## EXERCISE REQUIREMENTS
Copy out each line of the data that holds the word "Assessment".

## DATA PROVIDED
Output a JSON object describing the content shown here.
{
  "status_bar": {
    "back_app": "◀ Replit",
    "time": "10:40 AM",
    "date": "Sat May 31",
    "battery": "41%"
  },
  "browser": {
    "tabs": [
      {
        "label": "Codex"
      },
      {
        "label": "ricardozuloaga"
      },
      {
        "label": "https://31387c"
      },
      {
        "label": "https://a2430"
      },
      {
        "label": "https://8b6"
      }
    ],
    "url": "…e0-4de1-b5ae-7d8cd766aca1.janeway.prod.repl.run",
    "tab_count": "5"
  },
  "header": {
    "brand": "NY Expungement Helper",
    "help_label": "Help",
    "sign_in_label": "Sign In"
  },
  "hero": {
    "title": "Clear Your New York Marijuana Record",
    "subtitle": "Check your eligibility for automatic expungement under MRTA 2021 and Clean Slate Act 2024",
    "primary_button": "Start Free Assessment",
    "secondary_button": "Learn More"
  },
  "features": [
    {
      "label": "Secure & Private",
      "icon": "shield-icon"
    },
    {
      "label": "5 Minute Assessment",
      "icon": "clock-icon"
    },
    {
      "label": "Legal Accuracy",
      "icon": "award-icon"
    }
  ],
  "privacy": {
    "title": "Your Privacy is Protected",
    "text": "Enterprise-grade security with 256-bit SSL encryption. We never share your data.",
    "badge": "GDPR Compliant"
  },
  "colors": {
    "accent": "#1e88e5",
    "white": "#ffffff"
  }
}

## RESPONSE TO THE TASK
    "primary_button": "Start Free Assessment",
      "label": "5 Minute Assessment",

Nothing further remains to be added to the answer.